I'm coasting on my triumph as Wally and I prepare family meal for the day--rolling out a few balls of pizza dough and topping them with the leftover bits from the kitchen.
Geddes decides to phase out the chicken pâté he's been serving all week so he can start on a fresh batch of duck pâté, and so we spread it out on one of the pizzas. I'm a huge fan of chicken liver, but a full slice of it on pizza, topped with diced cornichons and pickled onion, seems a little too much for me. But as with most staff meals, every slice is snapped up.
The dinner rush comes as predicted--the wedding couple has arrived, so we send especially pretty dishes their way--but remains relatively calm. Wally has enough time to make a face in his ball of dough.
I wash more greens in the middle of service, as we seem to be having a rush on salads tonight, and spot a little visitor on one of our leaves.
This is the price you pay for pulling ingredients direct from the garden...and even though we have to compensate with extra vigilance as we set up our station, it's nice to remember how closely we're sourcing things.

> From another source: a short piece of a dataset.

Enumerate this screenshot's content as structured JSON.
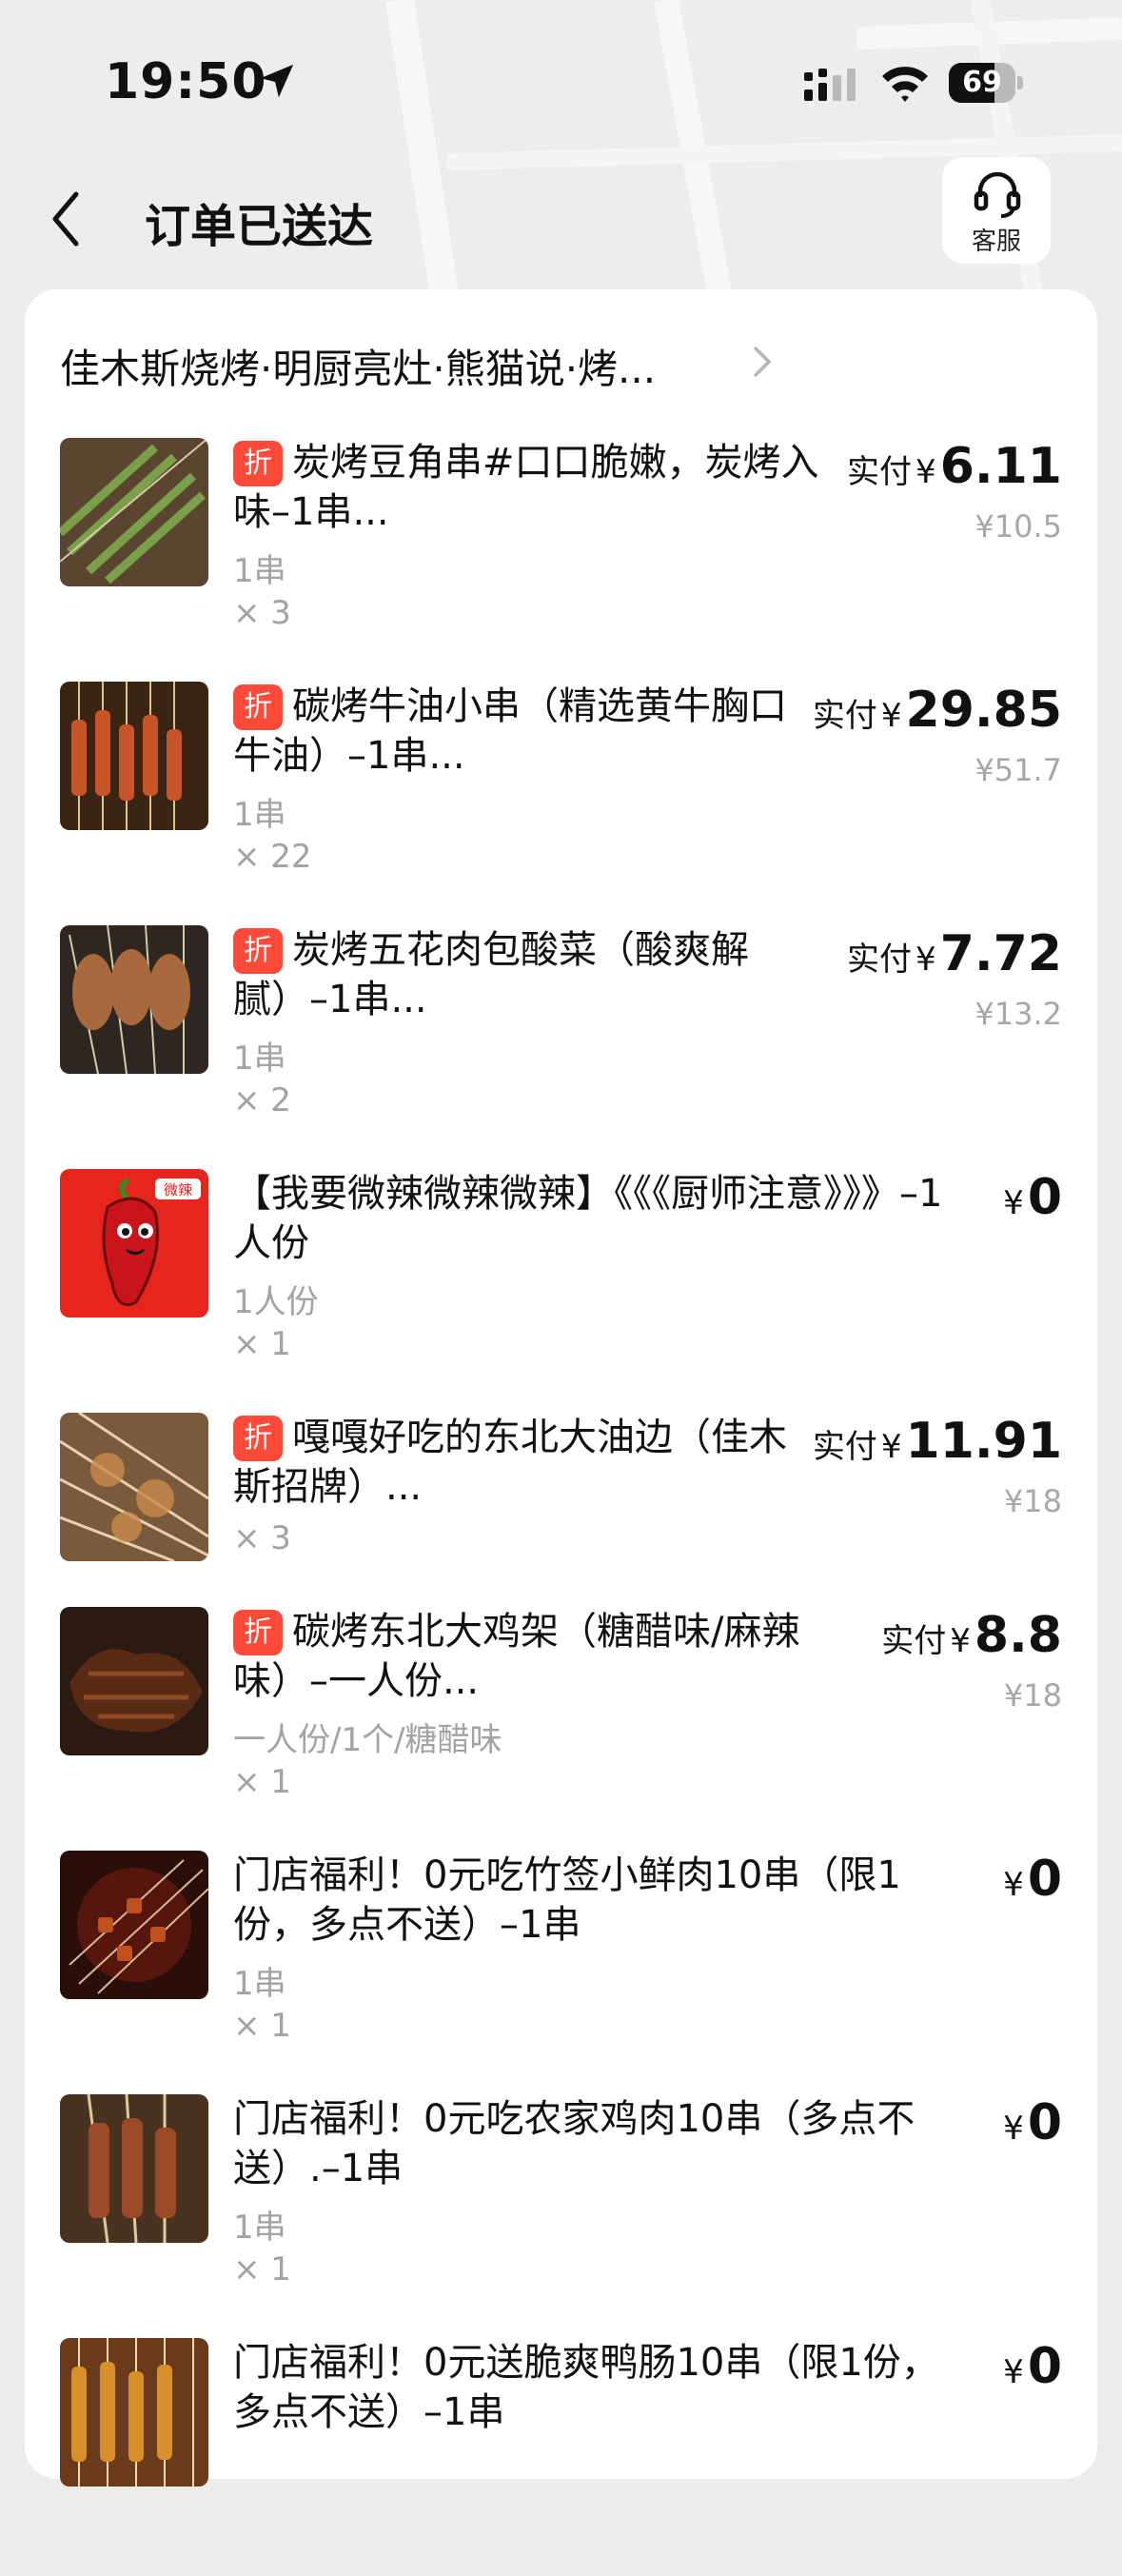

As the night wraps up, there seem to be few dark spots. The wide callus developing on my right index finger is a reminder that I've been chopping--correctly, it seems, for the first time--for almost three days straight. Holding the knife properly and preparing food for eight hours a day has left me sore, but more skillful than I've felt in a long time. And I'm emboldened by what I've done well: prepare salads, finish tickets on time, win invites from my coworkers for hikes and bike rides and tastings of great ingredients. I dig into my plate of tacos at staff meal with gusto--learning to get by in this kitchen tastes great.

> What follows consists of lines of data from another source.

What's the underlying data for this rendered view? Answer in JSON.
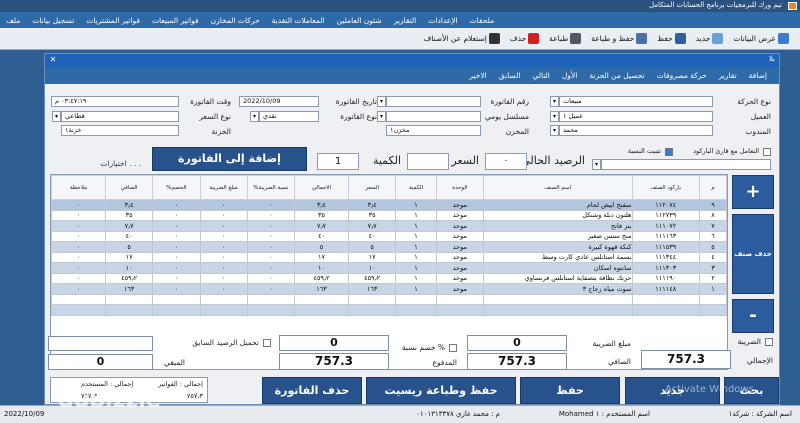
{
  "window": {
    "title": "تيم ورك للبرمجيات برنامج الحسابات المتكامل"
  },
  "menu": [
    "ملف",
    "تسجيل بيانات",
    "فواتير المشتريات",
    "فواتير المبيعات",
    "حركات المخازن",
    "المعاملات النقدية",
    "شئون العاملين",
    "التقارير",
    "الإعدادات",
    "ملحقات"
  ],
  "toolbar": [
    {
      "label": "عرض البيانات",
      "icon": "view-icon",
      "color": "#3b7bc8"
    },
    {
      "label": "جديد",
      "icon": "new-icon",
      "color": "#6aa0d8"
    },
    {
      "label": "حفظ",
      "icon": "save-icon",
      "color": "#2f5f9a"
    },
    {
      "label": "حفظ و طباعة",
      "icon": "save-print-icon",
      "color": "#4a6fa0"
    },
    {
      "label": "طباعة",
      "icon": "print-icon",
      "color": "#556"
    },
    {
      "label": "حذف",
      "icon": "delete-icon",
      "color": "#d02020"
    },
    {
      "label": "إستعلام عن الأصناف",
      "icon": "query-icon",
      "color": "#333"
    }
  ],
  "form_title": "بلا",
  "tabs": [
    "إضافة",
    "تقارير",
    "حركة مصروفات",
    "تحصيل من الحزنة",
    "الأول",
    "التالي",
    "السابق",
    "الاخير"
  ],
  "header": {
    "movement_type_label": "نوع الحركة",
    "movement_type": "مبيعات",
    "invoice_no_label": "رقم الفاتورة",
    "invoice_no": "",
    "invoice_date_label": "تاريخ الفاتورة",
    "invoice_date": "2022/10/09",
    "invoice_time_label": "وقت الفاتورة",
    "invoice_time": "٠٣:٤٧:١٩ م",
    "customer_label": "العميل",
    "customer": "عميل ١",
    "daily_serial_label": "مسلسل يومي",
    "daily_serial": "",
    "invoice_type_label": "نوع الفاتورة",
    "invoice_type": "نقدي",
    "price_type_label": "نوع السعر",
    "price_type": "قطاعي",
    "rep_label": "المندوب",
    "rep": "محمد",
    "store_label": "المخزن",
    "store": "مخزن١",
    "treasury_label": "الخزنة",
    "treasury": "خزنة١"
  },
  "entry": {
    "barcode_check": "التعامل مع قارئ الباركود",
    "fixed_percent_check": "تثبيت النسبة",
    "balance_label": "الرصيد الحالي",
    "balance": "٠",
    "price_label": "السعر",
    "price": "",
    "qty_label": "الكمية",
    "qty": "1",
    "add_button": "إضافة إلى الفاتورة",
    "options_link": "اختيارات . . ."
  },
  "grid": {
    "columns": [
      "م",
      "باركود الصنف",
      "اسم الصنف",
      "الوحدة",
      "الكمية",
      "السعر",
      "الاجمالي",
      "نسبة الضريبة%",
      "مبلغ الضريبة",
      "الخصم%",
      "الصافي",
      "ملاحظة"
    ],
    "rows": [
      [
        "٩",
        "١١٢٠٧٤",
        "سفنج ابيض لحام",
        "موحد",
        "١",
        "٣٫٤",
        "٣٫٤",
        "٠",
        "٠",
        "٠",
        "٣٫٤",
        "٠"
      ],
      [
        "٨",
        "١١٢٧٣٩",
        "هلتون دبلة وشنكل",
        "موحد",
        "١",
        "٣٥",
        "٣٥",
        "٠",
        "٠",
        "٠",
        "٣٥",
        "٠"
      ],
      [
        "٧",
        "١١١٠٧٢",
        "بنز فاتح",
        "موحد",
        "١",
        "٧٫٧",
        "٧٫٧",
        "٠",
        "٠",
        "٠",
        "٧٫٧",
        "٠"
      ],
      [
        "٦",
        "١١١١٦٣",
        "منج سنس صغير",
        "موحد",
        "١",
        "٤٠",
        "٤٠",
        "٠",
        "٠",
        "٠",
        "٤٠",
        "٠"
      ],
      [
        "٥",
        "١١١٥٣٩",
        "كنكة قهوة كبيرة",
        "موحد",
        "١",
        "٥",
        "٥",
        "٠",
        "٠",
        "٠",
        "٥",
        "٠"
      ],
      [
        "٤",
        "١١١٣٤٤",
        "بسمة استانلس عادي كارت وسط",
        "موحد",
        "١",
        "١٧",
        "١٧",
        "٠",
        "٠",
        "٠",
        "١٧",
        "٠"
      ],
      [
        "٣",
        "١١١٣٠٣",
        "سانتوه اسكان",
        "موحد",
        "١",
        "١٠",
        "١٠",
        "٠",
        "٠",
        "٠",
        "١٠",
        "٠"
      ],
      [
        "٢",
        "١١١١٩٠",
        "حرنك نظافة بتصفاية استانلس فرنساوي",
        "موحد",
        "١",
        "٤٥٩٫٢",
        "٤٥٩٫٢",
        "٠",
        "٠",
        "٠",
        "٤٥٩٫٢",
        "٠"
      ],
      [
        "١",
        "١١١١٤٨",
        "سوت مياه زجاج ٣",
        "موحد",
        "١",
        "١٦٣",
        "١٦٣",
        "٠",
        "٠",
        "٠",
        "١٦٣",
        "٠"
      ],
      [
        "",
        "",
        "",
        "",
        "",
        "",
        "",
        "",
        "",
        "",
        "",
        ""
      ],
      [
        "",
        "",
        "",
        "",
        "",
        "",
        "",
        "",
        "",
        "",
        "",
        ""
      ]
    ]
  },
  "side_buttons": {
    "plus": "+",
    "delete_item": "حذف صنف",
    "minus": "-"
  },
  "totals": {
    "tax_label": "الضريبة",
    "total_label": "الإجمالي",
    "total": "757.3",
    "tax_amount_label": "مبلغ الضريبة",
    "tax_amount": "0",
    "net_label": "الصافي",
    "net": "757.3",
    "discount_percent_label": "خصم نسبة %",
    "discount_value": "0",
    "paid_label": "المدفوع",
    "paid": "757.3",
    "prev_balance_label": "تحميل الرصيد السابق",
    "prev_balance": "",
    "remaining_label": "المبقي",
    "remaining": "0"
  },
  "invoices_box": {
    "label1": "إجمالي : الفواتير",
    "value1": "٧٥٧٫٣",
    "label2": "إجمالي : المستخدم",
    "value2": "٧٥٧٫٣"
  },
  "actions": {
    "new": "جديد",
    "save": "حفظ",
    "save_receipt": "حفظ وطباعة ريسيت",
    "delete_invoice": "حذف الفاتورة",
    "search": "بحث"
  },
  "watermark": "Activate Windows",
  "status": {
    "company": "اسم الشركة : شركة١",
    "user": "اسم المستخدم : ١ Mohamed",
    "dev": "م : محمد غازي ٠١٠١٣١٣٣٧٨",
    "date": "2022/10/09"
  },
  "logo_text": "dubizzle"
}
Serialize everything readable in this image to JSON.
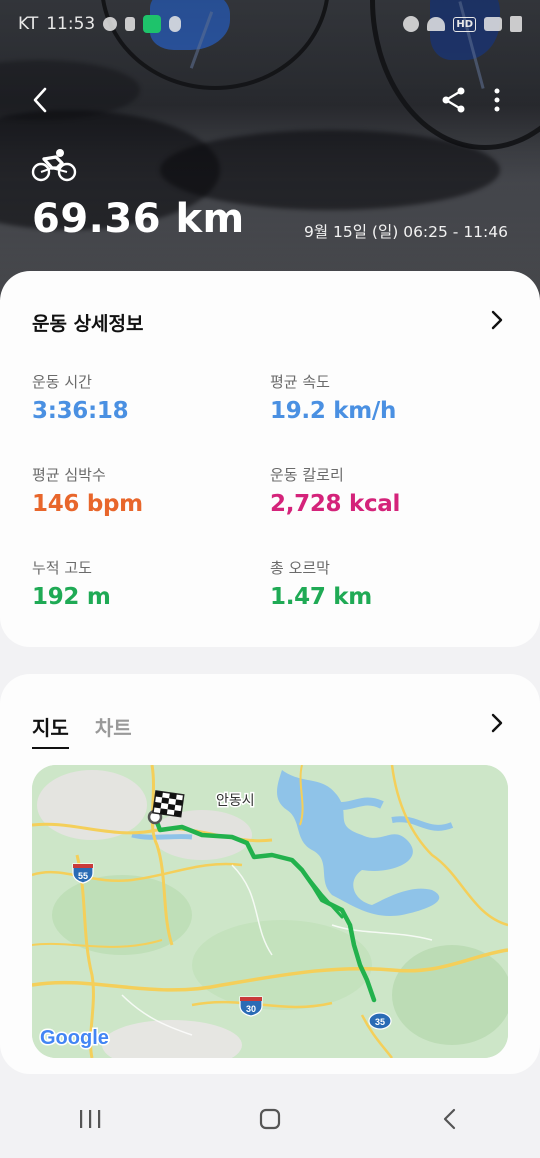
{
  "status_bar": {
    "carrier": "KT",
    "time": "11:53",
    "signal_text": "HD"
  },
  "header": {
    "back_icon": "chevron-left-icon",
    "share_icon": "share-icon",
    "more_icon": "more-vertical-icon",
    "activity_icon": "cycling-icon",
    "distance": "69.36 km",
    "datetime": "9월 15일 (일) 06:25 - 11:46"
  },
  "details": {
    "title": "운동 상세정보",
    "stats": [
      {
        "label": "운동 시간",
        "value": "3:36:18",
        "color": "#4a90e2"
      },
      {
        "label": "평균 속도",
        "value": "19.2 km/h",
        "color": "#4a90e2"
      },
      {
        "label": "평균 심박수",
        "value": "146 bpm",
        "color": "#e8662b"
      },
      {
        "label": "운동 칼로리",
        "value": "2,728 kcal",
        "color": "#d4237a"
      },
      {
        "label": "누적 고도",
        "value": "192 m",
        "color": "#1faa55"
      },
      {
        "label": "총 오르막",
        "value": "1.47 km",
        "color": "#1faa55"
      }
    ]
  },
  "map_section": {
    "tabs": [
      {
        "label": "지도",
        "active": true
      },
      {
        "label": "차트",
        "active": false
      }
    ],
    "city_label": "안동시",
    "road_labels": [
      "55",
      "30",
      "35"
    ],
    "map_logo": "Google",
    "route_color": "#22b14c"
  },
  "nav_bar": {
    "recents_icon": "recent-apps-icon",
    "home_icon": "home-icon",
    "back_icon": "back-icon"
  }
}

  1. I'm glad you solved the cookie problem. Congratulations!

    I hope you now see that Mangalitsa meat and fat kicks ass.

    That said, please don't say that Mangalitsa lard makes you fat.

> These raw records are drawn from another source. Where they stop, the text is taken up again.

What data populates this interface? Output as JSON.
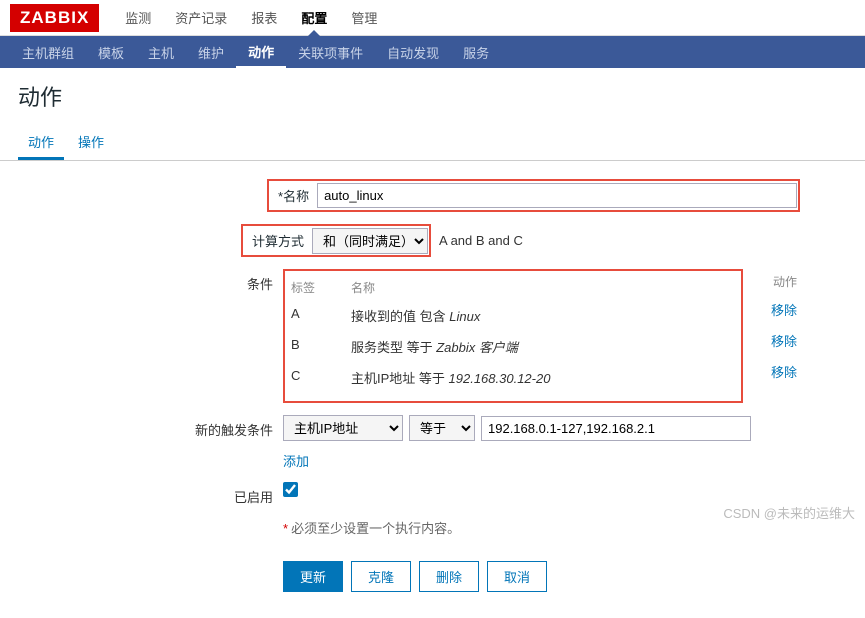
{
  "logo": "ZABBIX",
  "topnav": [
    "监测",
    "资产记录",
    "报表",
    "配置",
    "管理"
  ],
  "topnav_active": 3,
  "subnav": [
    "主机群组",
    "模板",
    "主机",
    "维护",
    "动作",
    "关联项事件",
    "自动发现",
    "服务"
  ],
  "subnav_active": 4,
  "page_title": "动作",
  "tabs": [
    "动作",
    "操作"
  ],
  "tabs_active": 0,
  "labels": {
    "name": "名称",
    "calc": "计算方式",
    "cond": "条件",
    "new_trigger": "新的触发条件",
    "enabled": "已启用"
  },
  "name_value": "auto_linux",
  "calc_option": "和（同时满足）",
  "calc_result": "A and B and C",
  "cond_headers": {
    "tag": "标签",
    "name": "名称",
    "action": "动作"
  },
  "conditions": [
    {
      "tag": "A",
      "text_pre": "接收到的值 包含 ",
      "text_em": "Linux"
    },
    {
      "tag": "B",
      "text_pre": "服务类型 等于 ",
      "text_em": "Zabbix 客户端"
    },
    {
      "tag": "C",
      "text_pre": "主机IP地址 等于 ",
      "text_em": "192.168.30.12-20"
    }
  ],
  "remove_label": "移除",
  "trigger": {
    "type": "主机IP地址",
    "op": "等于",
    "value": "192.168.0.1-127,192.168.2.1"
  },
  "add_label": "添加",
  "enabled": true,
  "note": "必须至少设置一个执行内容。",
  "buttons": {
    "update": "更新",
    "clone": "克隆",
    "delete": "删除",
    "cancel": "取消"
  },
  "watermark": "CSDN @未来的运维大"
}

    In fact, if all you eat is meat and non-starchy veggies, you'll almost certainly lose fat, really fast. Because your insulin levels will drop like a rock.

    I've lost approximately 40# of fat by Mangalitsa, whey protein and pounds of Mangalitsa fat while reducing carbs (cyclically). I've been lifting weights too.

    See here for more info:


  2. she's eating pizza and cookies, as evidenced by the post. restaurant family and staff meals are almost always starch-based - saves money.

  3. Anonymous - If Mangalitsa takes off in the USA, it will be because people marry it to carbs to make the carbs taste good. Because that's what consumers want.

    E.g. pizza places like Domenica in NOLA and Serious Pie in Seattle that cured their own Mangalitsa and put it on pizza are very successful with it.

    Or like people making lard-based cookies/desserts with it.

    Of course that stuff will make you fat; that's what carbs do.

    But the problem isn't the Mangalitsa fat. The problem is that people want to eat carbs.

    If they wanted to save money, they'd staff meals would be some protein, low-carb veggies cooked in Mangalitsa fat. That'd save money and get them lean. If they were really cheap, they'd cut out the veggies. But most people don't want to eat that way, for obvious reasons.